Fiscal year 2016 ended with a proverbial bang at the Southwest U.S. border, as U.S. Customs and Border Protection report September was the second worst month for illegal alien apprehensions in all of FY2016. Another 39,501 people were caught crossing into the United States illegally last month, including another 9,609 members of family units and 5,699 unaccompanied children.
In its final monthly report for FY2016, agents at the Southwest U.S. border claim they caught nearly 409,000 illegal aliens unlawfully crossing into the United States since last Oct. 1, roughly 23 percent more than the 331,333 that CBP officials say they caught in FY2015.
Agents added they caught another 59,692 unaccompanied alien children in FY2016, averaging out to about 164 children per day. That’s an alarming spike of roughly 49 percent over FY2015 numbers, when just under 40,000 children were apprehended at the Mexico border.
But perhaps most alarming was the massive surge in family units caught illegally crossing the border in the last 12 months. Since last October, border agents say they’ve apprehended a whopping 77,674 members of family units coming into the United States unlawfully through Mexico, roughly double the 39,838 agents caught in FY2015.
Family unit apprehensions last year were also about 13 percent higher than those in FY2014, when a massive spike in child border crossings caught the nation’s attention.
In a statement accompanying the final FY2016 report, Sec. of Homeland Security Jeh Johnson continued to tout the Obama administration’s commitment toward allowing large portions of illegal alien border crossers to remain in the country, including “providing individuals with an opportunity to assert claims for asylum and other forms of humanitarian relief.” Johnson added:
We’re also establishing an in-country referral program in countries of origin including Honduras, El Salvador, and Guatemala.

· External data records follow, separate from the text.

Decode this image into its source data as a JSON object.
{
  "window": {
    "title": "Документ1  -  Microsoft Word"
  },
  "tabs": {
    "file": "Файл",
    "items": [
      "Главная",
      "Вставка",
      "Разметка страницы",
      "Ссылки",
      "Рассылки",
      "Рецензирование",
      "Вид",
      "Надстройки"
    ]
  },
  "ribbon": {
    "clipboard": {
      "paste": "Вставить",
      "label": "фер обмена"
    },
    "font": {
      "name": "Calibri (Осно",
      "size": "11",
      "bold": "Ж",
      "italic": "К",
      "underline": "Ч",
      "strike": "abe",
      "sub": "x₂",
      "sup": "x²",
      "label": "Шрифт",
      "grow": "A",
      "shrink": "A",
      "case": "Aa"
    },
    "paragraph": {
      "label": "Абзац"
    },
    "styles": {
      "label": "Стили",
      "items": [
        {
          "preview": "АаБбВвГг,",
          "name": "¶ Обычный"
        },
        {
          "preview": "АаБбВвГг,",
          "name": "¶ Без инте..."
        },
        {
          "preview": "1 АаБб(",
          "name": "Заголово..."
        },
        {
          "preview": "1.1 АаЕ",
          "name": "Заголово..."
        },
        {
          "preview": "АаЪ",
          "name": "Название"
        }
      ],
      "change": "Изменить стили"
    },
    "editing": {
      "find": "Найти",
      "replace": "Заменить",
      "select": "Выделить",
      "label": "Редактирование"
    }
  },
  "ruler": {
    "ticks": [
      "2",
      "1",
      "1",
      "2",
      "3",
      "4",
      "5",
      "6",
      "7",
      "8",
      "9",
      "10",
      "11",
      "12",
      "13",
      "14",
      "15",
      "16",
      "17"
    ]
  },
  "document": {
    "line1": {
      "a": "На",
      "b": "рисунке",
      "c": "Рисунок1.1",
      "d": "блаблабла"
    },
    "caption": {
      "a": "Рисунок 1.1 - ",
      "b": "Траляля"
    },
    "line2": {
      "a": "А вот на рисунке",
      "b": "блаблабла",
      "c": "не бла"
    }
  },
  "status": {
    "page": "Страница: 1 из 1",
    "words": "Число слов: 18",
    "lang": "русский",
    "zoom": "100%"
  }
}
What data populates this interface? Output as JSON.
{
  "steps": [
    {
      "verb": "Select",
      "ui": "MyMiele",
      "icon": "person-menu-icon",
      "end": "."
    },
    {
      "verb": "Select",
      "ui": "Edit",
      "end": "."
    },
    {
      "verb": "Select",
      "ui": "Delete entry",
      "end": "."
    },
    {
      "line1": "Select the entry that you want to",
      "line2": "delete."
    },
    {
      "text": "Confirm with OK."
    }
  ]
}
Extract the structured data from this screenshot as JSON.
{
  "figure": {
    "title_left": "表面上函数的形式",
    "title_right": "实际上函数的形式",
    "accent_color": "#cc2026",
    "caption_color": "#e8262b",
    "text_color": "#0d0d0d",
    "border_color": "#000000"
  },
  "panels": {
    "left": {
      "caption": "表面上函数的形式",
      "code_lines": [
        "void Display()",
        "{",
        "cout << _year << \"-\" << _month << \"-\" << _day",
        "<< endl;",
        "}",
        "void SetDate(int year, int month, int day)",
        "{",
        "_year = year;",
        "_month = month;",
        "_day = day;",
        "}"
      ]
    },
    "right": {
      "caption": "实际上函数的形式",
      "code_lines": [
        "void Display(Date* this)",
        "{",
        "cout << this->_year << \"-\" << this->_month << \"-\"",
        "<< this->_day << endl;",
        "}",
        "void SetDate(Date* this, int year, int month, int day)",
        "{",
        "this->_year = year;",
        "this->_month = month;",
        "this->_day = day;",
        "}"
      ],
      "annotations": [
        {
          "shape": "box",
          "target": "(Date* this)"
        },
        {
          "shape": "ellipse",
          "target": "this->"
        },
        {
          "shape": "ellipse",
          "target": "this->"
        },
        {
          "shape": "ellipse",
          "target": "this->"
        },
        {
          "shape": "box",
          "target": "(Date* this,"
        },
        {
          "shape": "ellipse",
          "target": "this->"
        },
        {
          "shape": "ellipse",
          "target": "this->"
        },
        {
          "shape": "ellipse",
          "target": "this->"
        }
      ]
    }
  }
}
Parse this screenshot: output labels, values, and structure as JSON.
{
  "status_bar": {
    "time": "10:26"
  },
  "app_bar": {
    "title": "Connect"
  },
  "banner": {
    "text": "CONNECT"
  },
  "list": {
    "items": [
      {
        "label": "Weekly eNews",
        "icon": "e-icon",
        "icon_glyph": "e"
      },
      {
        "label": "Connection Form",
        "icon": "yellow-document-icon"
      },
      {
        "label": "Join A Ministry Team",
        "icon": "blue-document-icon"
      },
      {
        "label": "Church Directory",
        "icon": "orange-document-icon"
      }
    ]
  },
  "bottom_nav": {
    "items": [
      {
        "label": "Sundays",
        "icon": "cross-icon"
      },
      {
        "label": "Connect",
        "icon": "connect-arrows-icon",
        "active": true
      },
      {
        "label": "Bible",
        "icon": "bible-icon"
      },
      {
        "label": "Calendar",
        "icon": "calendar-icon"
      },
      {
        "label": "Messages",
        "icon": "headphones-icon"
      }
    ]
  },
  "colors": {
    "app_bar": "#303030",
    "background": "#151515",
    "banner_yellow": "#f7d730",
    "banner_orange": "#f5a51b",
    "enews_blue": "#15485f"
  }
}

This program enables vulnerable residents in the region to be considered for refugee protection in the United States after being screened and interviewed by DHS officers.
We have also announced an expansion of the categories of individuals eligible for participation in our Central American Minors program when accompanied by a qualified child. We promote and encourage use of these programs.
Johnson said DHS is urging Congress to provide even greater aid funding for Central American countries, who received $750 in U.S. taxpayer dollars this past fiscal year. And, while claiming that “border security alone” is not a solution and that “walls alone cannot prevent illegal migration,” Johnson simultaneously said Congress should continue making “smart investments” in border security at the expense of the taxpayer’s wallet.